The wide-ranging responses reflect whether lawmakers view the sharing economy as a threat to local business or an economic opportunity
The rise of the sharing economy, where individuals rent items and services from other individuals instead of established businesses, has called legal systems of ownership into question around the world. Startups like apartment-sharing Airbnb and car-sharing company Uber have faced regulatory hurdles everywhere they’ve expanded, a true sign of technological disruption. Now, urban darlings like Barcelona, Amsterdam, New York, and San Francisco must ask themselves whether they’ll create policies to embrace the sharing economy, penalize it, or carve out some happy middle ground?
Europe’s so-so response to the sharing economy

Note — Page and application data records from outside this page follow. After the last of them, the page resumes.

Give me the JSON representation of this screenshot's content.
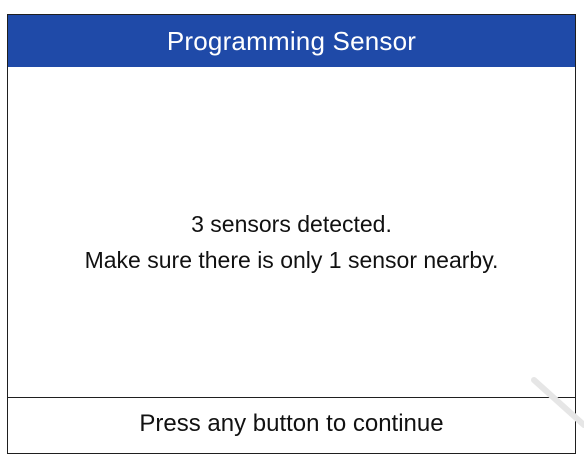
{
  "header": {
    "title": "Programming Sensor"
  },
  "message": {
    "line1": "3 sensors detected.",
    "line2": "Make sure there is only 1 sensor nearby."
  },
  "footer": {
    "prompt": "Press any button to continue"
  },
  "colors": {
    "header_bg": "#1f4aa8",
    "header_text": "#ffffff",
    "body_text": "#111111"
  }
}
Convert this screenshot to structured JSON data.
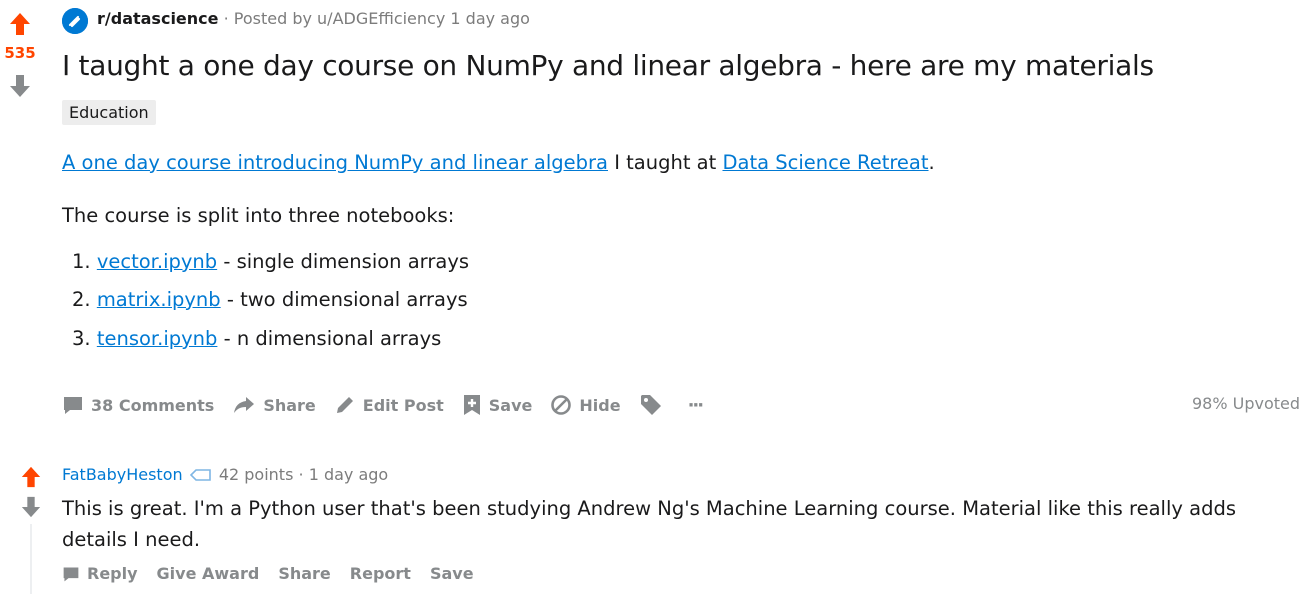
{
  "post": {
    "score": "535",
    "subreddit": "r/datascience",
    "posted_by": "· Posted by u/ADGEfficiency 1 day ago",
    "title": "I taught a one day course on NumPy and linear algebra - here are my materials",
    "flair": "Education",
    "para1_link1": "A one day course introducing NumPy and linear algebra",
    "para1_text": " I taught at ",
    "para1_link2": "Data Science Retreat",
    "para1_end": ".",
    "para2": "The course is split into three notebooks:",
    "list": [
      {
        "num": "1.",
        "link": "vector.ipynb",
        "text": " - single dimension arrays"
      },
      {
        "num": "2.",
        "link": "matrix.ipynb",
        "text": " - two dimensional arrays"
      },
      {
        "num": "3.",
        "link": "tensor.ipynb",
        "text": " - n dimensional arrays"
      }
    ],
    "actions": {
      "comments": "38 Comments",
      "share": "Share",
      "edit": "Edit Post",
      "save": "Save",
      "hide": "Hide",
      "more": "···"
    },
    "upvoted": "98% Upvoted"
  },
  "comment": {
    "author": "FatBabyHeston",
    "points": "42 points",
    "time": "· 1 day ago",
    "body": "This is great. I'm a Python user that's been studying Andrew Ng's Machine Learning course. Material like this really adds details I need.",
    "actions": {
      "reply": "Reply",
      "give_award": "Give Award",
      "share": "Share",
      "report": "Report",
      "save": "Save"
    }
  },
  "colors": {
    "upvote": "#ff4500",
    "link": "#0079d3",
    "muted": "#878a8c",
    "flair_bg": "#ededed"
  }
}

Last week, the New York Times reported on how various European cities and countries have been regulating the sharing economy, with the headline reading, “Sharing Economy Faces Patchwork of Guidelines in European Countries.” Each city and country has developed its own response: Barcelona fined Airbnb for breaking local property rental laws, while Amsterdam passed legislation to encourage more local sharing services; Berlin has banned short-term rental services like Airbnb, while Paris has allowed home owners to use apartment-sharing services to rent out their flats as long as they fulfill certain safety requirements; Uber had been outlawed in Germany until Frankfurt overturned a ban in the middle of September.

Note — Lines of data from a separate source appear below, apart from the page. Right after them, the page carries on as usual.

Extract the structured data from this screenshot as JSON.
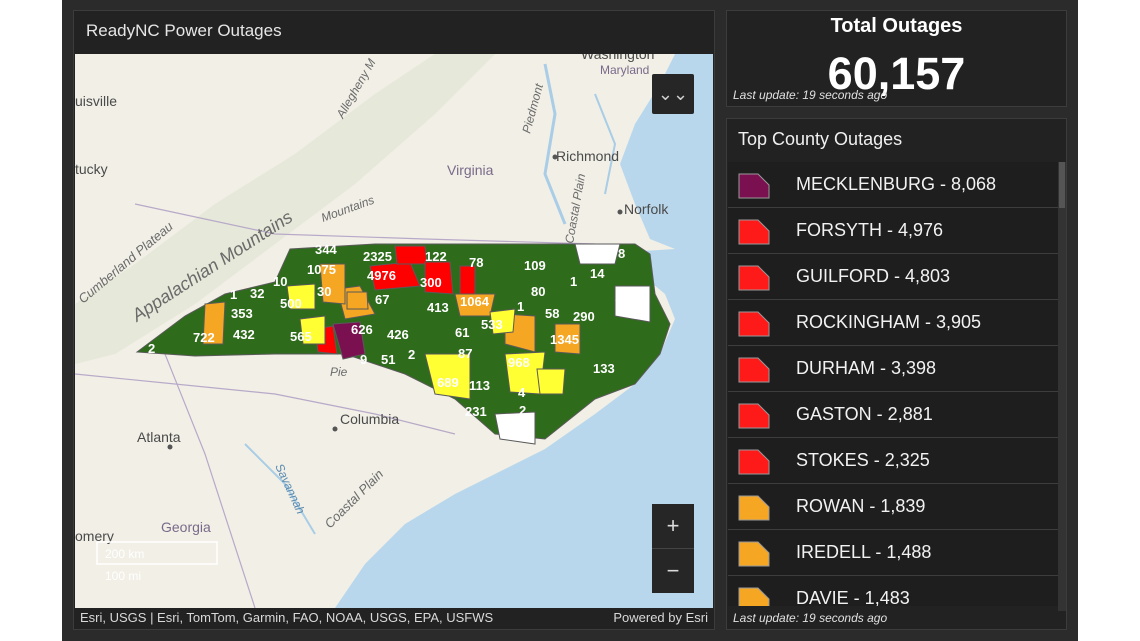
{
  "map_panel": {
    "title": "ReadyNC Power Outages",
    "attribution": "Esri, USGS | Esri, TomTom, Garmin, FAO, NOAA, USGS, EPA, USFWS",
    "powered_by": "Powered by Esri",
    "collapse_icon": "chevron-double-down-icon",
    "zoom_in": "+",
    "zoom_out": "−",
    "scale_bar": [
      "200 km",
      "100 mi"
    ]
  },
  "map_labels": {
    "places": [
      "Washington",
      "Maryland",
      "Richmond",
      "Norfolk",
      "Virginia",
      "Columbia",
      "Atlanta",
      "Georgia",
      "uisville",
      "tucky",
      "omery"
    ],
    "features": [
      "Appalachian Mountains",
      "Cumberland Plateau",
      "Allegheny M",
      "Piedmont",
      "Coastal Plain",
      "Coastal Plain",
      "Savannah",
      "Mountains",
      "Pie"
    ]
  },
  "county_counts": [
    "344",
    "2325",
    "122",
    "1075",
    "4976",
    "300",
    "78",
    "109",
    "1",
    "8",
    "10",
    "1",
    "14",
    "1",
    "32",
    "500",
    "30",
    "67",
    "413",
    "1064",
    "1",
    "80",
    "87",
    "4",
    "353",
    "565",
    "626",
    "426",
    "533",
    "58",
    "290",
    "722",
    "432",
    "61",
    "1345",
    "2",
    "9",
    "51",
    "2",
    "87",
    "968",
    "133",
    "689",
    "113",
    "4",
    "231",
    "2"
  ],
  "colors": {
    "legend_purple": "#7a1050",
    "legend_red": "#ff0000",
    "legend_orange": "#f5a623",
    "legend_yellow": "#ffff33",
    "legend_green": "#2e6b1b",
    "water": "#b9d7ec",
    "land": "#f1efe6"
  },
  "total": {
    "label": "Total Outages",
    "value": "60,157",
    "update": "Last update: 19 seconds ago"
  },
  "top_counties": {
    "title": "Top County Outages",
    "items": [
      {
        "label": "MECKLENBURG - 8,068",
        "color": "#7a1050"
      },
      {
        "label": "FORSYTH - 4,976",
        "color": "#ff1a1a"
      },
      {
        "label": "GUILFORD - 4,803",
        "color": "#ff1a1a"
      },
      {
        "label": "ROCKINGHAM - 3,905",
        "color": "#ff1a1a"
      },
      {
        "label": "DURHAM - 3,398",
        "color": "#ff1a1a"
      },
      {
        "label": "GASTON - 2,881",
        "color": "#ff1a1a"
      },
      {
        "label": "STOKES - 2,325",
        "color": "#ff1a1a"
      },
      {
        "label": "ROWAN - 1,839",
        "color": "#f5a623"
      },
      {
        "label": "IREDELL - 1,488",
        "color": "#f5a623"
      },
      {
        "label": "DAVIE - 1,483",
        "color": "#f5a623"
      }
    ],
    "update": "Last update: 19 seconds ago"
  }
}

Portugal has come to the sharing economy regulation game later and has seemingly benefited from other countries’ missteps, on both ends of the spectrum. Recently, the country drafted a new rental law that will not only help Airbnb and similar businesses grow, but also encourage home owners to register their property and – more importantly – pay taxes.
The U.S. had the same issues
Airbnb faced similar hurdles in the U.S., where city officials complained about property taxes lost from apartment-sharing. So, to appease local authorities, Airbnb started collecting taxes on behalf of some American city governments. Their trial city is Portland, Ore., and next month, they will start collecting property taxes in techie San Francisco.
David Hantman, head of global public policy for Airbnb, told the New York Times that the Portland trial had gone well, though he added that the company still needed “to figure out what each city thinks about who should pay each tax,” before it can consider extending the Portland plan to the more than 34,000 cities where it operates.
American bipartisanship may be dead but the sharing economy is oddly uniting
Uber last month hired David Plouffe, President Obama’s former campaign manager and White House advisor, to direct its “campaign” against “Big Taxi” and local transportation regulators across the country. At the same time, conservative Republicans like Senator Marco Rubio and anti-tax crusader Grover Norquist embraced Uber even though it is the darling of harried urbanites in Democratic enclaves like San Francisco and New York City.
The Republican Party is embracing Uber’s popularity in such hostile jurisdictions with a plaintive, “See, this is what we have been complaining about all along” pitch, complete with a “petition in support of innovative companies like Uber.” Republicans understandably salivate at the sight of liberals, for once, railing against government overreach – excessive licensing requirements, taxes, and safety regulations – threatening a service they love.
The inconsistency of disruption
The big regulatory clashes of the Internet era – the various iterations of net neutrality, the Microsoft antitrust case, the disputes over taxing online commerce, the Napster music download battles, the recent Aereo TV Supreme Court case, and the current fight over how to regulate Uber, Airbnb, and other “sharing economy” firms – haven’t produced conceptual breakthroughs for how to regulate other areas of the economy.
Instead, these “new economy” fights have deepened the dysfunction of our very old political system. Because they have typically involved definition squabbles and it is so difficult to change regulatory approaches rendered obsolete by disrupting technologies, these Internet-era fights stand out for their intellectual inconsistency.